Because of this, most games (like most fiction) has at least some motive that necessitates the heroes take action. This is most often in the form of a threat which the heroes must face, but it can take other forms, like a quest. Curiously, the thinner the character is (say, an orphaned loner), the less work needs to go into this motive, because in a vacuum, all you need is a small push.
Players usually recognize the necessity of this motivation, and are often willing to put a little work at the outset establishing a pretense, and then just rolling with it from then on. The priority, after all,is to get onto the adventuring, and a thin veneer of justification is enough to speed that process.
Now, here’s where you hit something that interests me. Most such heroes are reactive (or if they’re proactive, it’s in a very straight line). The threat rises, and they face it. If there’s no threat, there’s not a lot for them to do. Now, villains are proactive, and that’s a good reason to play not-quite-heroes, but that solution doesn’t always work. So I end up looking for another alternative for an easy way to construct a proactive hero.
Paradoxically, one of the best solutions I’ve thought of is the reluctant hero, a staple of fiction. This is the guy who, if he had a choice in the matter, wouldn’t be adventuring, he’d be off doing something else; probably something normal.
Traditionally, this guy is a pain in the ass.

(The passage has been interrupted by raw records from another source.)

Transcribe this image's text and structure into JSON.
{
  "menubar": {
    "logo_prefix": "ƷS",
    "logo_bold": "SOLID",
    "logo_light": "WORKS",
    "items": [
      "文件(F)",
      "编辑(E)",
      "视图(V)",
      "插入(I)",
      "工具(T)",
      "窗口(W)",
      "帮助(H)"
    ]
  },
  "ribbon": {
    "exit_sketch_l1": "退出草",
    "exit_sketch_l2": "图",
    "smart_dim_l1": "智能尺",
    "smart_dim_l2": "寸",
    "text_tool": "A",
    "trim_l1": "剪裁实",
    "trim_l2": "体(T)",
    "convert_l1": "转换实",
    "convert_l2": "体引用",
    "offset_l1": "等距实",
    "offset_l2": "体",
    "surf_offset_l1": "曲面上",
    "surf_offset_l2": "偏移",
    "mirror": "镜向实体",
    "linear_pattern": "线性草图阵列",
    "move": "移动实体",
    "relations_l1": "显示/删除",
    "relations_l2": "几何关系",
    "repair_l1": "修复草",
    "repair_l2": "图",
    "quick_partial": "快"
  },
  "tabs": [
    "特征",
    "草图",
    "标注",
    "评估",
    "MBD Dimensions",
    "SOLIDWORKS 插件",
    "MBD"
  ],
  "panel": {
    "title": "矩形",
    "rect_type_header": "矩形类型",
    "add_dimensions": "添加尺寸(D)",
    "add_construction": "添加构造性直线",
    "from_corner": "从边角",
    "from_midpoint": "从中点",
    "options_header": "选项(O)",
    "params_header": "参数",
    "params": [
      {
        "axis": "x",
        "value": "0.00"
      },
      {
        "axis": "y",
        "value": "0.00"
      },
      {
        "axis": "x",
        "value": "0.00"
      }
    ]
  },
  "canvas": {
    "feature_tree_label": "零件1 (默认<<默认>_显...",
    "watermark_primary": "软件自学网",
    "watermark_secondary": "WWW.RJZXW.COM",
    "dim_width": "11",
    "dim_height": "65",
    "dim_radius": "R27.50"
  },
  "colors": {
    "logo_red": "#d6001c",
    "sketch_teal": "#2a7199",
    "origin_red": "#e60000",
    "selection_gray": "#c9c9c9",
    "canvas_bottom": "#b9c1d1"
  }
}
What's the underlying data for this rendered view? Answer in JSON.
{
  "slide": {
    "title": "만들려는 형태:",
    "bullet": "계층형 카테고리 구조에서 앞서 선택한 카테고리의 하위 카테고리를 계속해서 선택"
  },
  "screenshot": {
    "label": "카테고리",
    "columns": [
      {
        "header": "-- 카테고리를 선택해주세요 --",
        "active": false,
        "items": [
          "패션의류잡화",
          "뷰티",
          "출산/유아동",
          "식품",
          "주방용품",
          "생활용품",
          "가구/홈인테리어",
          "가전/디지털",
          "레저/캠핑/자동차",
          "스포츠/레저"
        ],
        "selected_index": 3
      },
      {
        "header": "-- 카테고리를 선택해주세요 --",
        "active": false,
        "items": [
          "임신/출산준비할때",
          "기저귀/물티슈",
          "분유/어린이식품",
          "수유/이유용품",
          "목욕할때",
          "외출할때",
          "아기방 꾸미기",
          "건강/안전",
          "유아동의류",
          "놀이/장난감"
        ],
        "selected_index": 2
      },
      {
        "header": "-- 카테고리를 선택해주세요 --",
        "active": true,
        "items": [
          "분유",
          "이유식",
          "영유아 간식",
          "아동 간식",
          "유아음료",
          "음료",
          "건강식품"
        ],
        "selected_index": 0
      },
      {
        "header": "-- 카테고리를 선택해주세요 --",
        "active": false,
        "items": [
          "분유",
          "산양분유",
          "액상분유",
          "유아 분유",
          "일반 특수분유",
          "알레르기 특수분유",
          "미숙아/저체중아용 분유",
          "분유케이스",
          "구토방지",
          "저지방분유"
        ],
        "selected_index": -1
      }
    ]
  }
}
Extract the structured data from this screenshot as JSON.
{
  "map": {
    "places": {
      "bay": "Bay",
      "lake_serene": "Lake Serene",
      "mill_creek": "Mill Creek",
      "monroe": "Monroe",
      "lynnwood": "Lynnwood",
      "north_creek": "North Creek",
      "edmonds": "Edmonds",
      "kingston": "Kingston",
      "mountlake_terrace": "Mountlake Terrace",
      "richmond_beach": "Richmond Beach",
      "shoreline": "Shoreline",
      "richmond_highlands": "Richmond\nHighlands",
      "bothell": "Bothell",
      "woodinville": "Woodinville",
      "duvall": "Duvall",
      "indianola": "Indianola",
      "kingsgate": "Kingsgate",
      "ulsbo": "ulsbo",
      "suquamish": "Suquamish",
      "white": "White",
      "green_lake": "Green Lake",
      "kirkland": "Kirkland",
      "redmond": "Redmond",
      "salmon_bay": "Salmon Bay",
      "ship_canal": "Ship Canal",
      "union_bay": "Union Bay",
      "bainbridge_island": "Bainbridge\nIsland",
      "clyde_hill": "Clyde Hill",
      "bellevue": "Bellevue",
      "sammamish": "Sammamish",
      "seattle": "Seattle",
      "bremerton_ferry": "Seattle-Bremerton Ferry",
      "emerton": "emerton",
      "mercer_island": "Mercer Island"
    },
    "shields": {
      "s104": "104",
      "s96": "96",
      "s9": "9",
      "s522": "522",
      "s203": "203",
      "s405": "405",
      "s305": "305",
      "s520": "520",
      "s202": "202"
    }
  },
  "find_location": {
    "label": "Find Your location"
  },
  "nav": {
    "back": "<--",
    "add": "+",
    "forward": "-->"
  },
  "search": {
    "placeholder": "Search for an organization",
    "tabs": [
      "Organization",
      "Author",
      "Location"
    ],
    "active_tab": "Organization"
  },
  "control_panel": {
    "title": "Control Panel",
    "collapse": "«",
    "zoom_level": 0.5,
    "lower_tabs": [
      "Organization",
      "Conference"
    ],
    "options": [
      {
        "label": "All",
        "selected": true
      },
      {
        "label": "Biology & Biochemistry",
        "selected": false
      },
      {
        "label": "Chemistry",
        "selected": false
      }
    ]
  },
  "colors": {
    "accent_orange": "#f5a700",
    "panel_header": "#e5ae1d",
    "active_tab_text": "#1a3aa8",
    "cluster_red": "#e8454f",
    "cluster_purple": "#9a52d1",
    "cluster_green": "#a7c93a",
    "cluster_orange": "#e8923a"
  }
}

A GM sees this sheet or hears this background, and red flags go up. If the character doesn’t have a good reason to adventure, then odds are good that play will be unsatisfactory for everyone. If you have to spend your time fighting the player in order to get him to play, then something is deeply wrong.
This is one of the clearest possible examples of why the relationship between the GM and player is not truly an adversarial one. The GM is responsible for providing opposition, yes, but he does this as a partner to the player, not an enemy. If it were a truly adversarial relationship, it would end in mutually assured destruction as the GM drops infinite elephants on the character’s head and the player decides he’d rather be doing something else.
But once the player realizes that this only works when he *wants* the GM to throw hard things at him, the dynamic shifts drastically, and a lot of things that had been roadblocks can make the game better.
Taking the specific example of reluctance – from a player who understands that what he really wants to do is play, not find excuses not to play, reluctance is an invitation. It says to the GM “Let’s make sure my reasons to engage have some teeth. I’m not looking for an excuse to adventure, I’m looking for a reason”. Now, this is absolutely a challenge, demanding that the GM step up as well, but GMs need that to keep themselves from getting flabby.
So if you can end up with a character like this, consider what you now have: a strongly motivated, well fleshed out character with reason’s to act beyond the immediate plot. Whatever is motivating the character to act is an obvious character hook for other events and conflicts. You have a character who has an understanding of what he wants, understands why he’s doing what he’s doing, and who will – if left alone – step up and start getting proactive in pursuit of his larger goal. All without needing to be a lovable rogue or dashing scoundrel.
Anyway, this isn’t a step I would suggest for every game or for every player, but next time you sit down to do character creation, consider arguing for why a character shouldn’t be adventuring. Putting the player is the position of arguing his case helps him think about it in ways he might not have, and gets him more invested in the arguments he puts forward. This could be as informal as a conversation or as formal as a phase in FATE committed to “Reasons to Stay Home” but simply having the conversation can tell you a lot about the player, and can really lay a solid foundation for your game.
1 – Not that a logical world is a necessity.
2 – The player also, implicitly, needs to step up. it’s a partnership.
3 – And, seriously, I love me some Han Solo action, but other archetypes deserve the chance to be cool.